* **Problem description**
Output the listing exactly as written, apart from its pictures.

##### Supplied data

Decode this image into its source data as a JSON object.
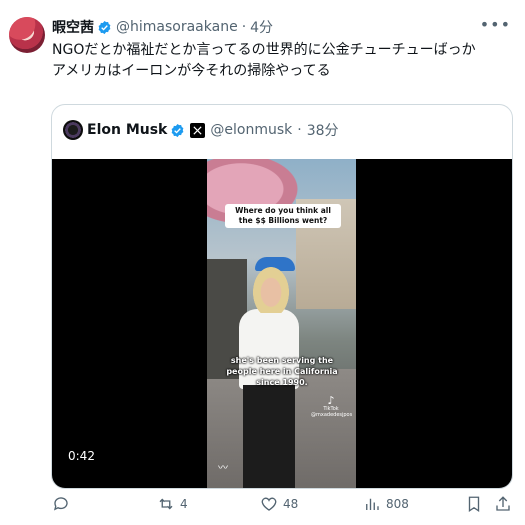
{
  "author": {
    "display_name": "暇空茜",
    "handle": "@himasoraakane",
    "time": "4分",
    "verified": true
  },
  "tweet": {
    "lines": [
      "NGOだとか福祉だとか言ってるの世界的に公金チューチューばっか",
      "アメリカはイーロンが今それの掃除やってる"
    ]
  },
  "quote": {
    "display_name": "Elon Musk",
    "handle": "@elonmusk",
    "time": "38分",
    "video": {
      "top_caption": "Where do you think all the $$ Billions went?",
      "subtitle": "she's been serving the people here in California since 1990.",
      "watermark_app": "TikTok",
      "watermark_user": "@mxadedesjpos",
      "duration": "0:42"
    }
  },
  "actions": {
    "reply": {
      "icon": "reply-icon",
      "count": ""
    },
    "repost": {
      "icon": "repost-icon",
      "count": "4"
    },
    "like": {
      "icon": "like-icon",
      "count": "48"
    },
    "views": {
      "icon": "views-icon",
      "count": "808"
    },
    "bookmark": {
      "icon": "bookmark-icon"
    },
    "share": {
      "icon": "share-icon"
    }
  },
  "colors": {
    "verified": "#1d9bf0",
    "secondary_text": "#536471",
    "border": "#cfd9de"
  }
}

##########

* **Output below**
Decode this image into its source data as a JSON object.
{
  "author": {
    "display_name": "暇空茜",
    "handle": "@himasoraakane",
    "time": "4分",
    "verified": true
  },
  "tweet": {
    "lines": [
      "NGOだとか福祉だとか言ってるの世界的に公金チューチューばっか",
      "アメリカはイーロンが今それの掃除やってる"
    ]
  },
  "quote": {
    "display_name": "Elon Musk",
    "handle": "@elonmusk",
    "time": "38分",
    "video": {
      "top_caption": "Where do you think all the $$ Billions went?",
      "subtitle": "she's been serving the people here in California since 1990.",
      "watermark_app": "TikTok",
      "watermark_user": "@mxadedesjpos",
      "duration": "0:42"
    }
  },
  "actions": {
    "reply": {
      "icon": "reply-icon",
      "count": ""
    },
    "repost": {
      "icon": "repost-icon",
      "count": "4"
    },
    "like": {
      "icon": "like-icon",
      "count": "48"
    },
    "views": {
      "icon": "views-icon",
      "count": "808"
    },
    "bookmark": {
      "icon": "bookmark-icon"
    },
    "share": {
      "icon": "share-icon"
    }
  },
  "colors": {
    "verified": "#1d9bf0",
    "secondary_text": "#536471",
    "border": "#cfd9de"
  }
}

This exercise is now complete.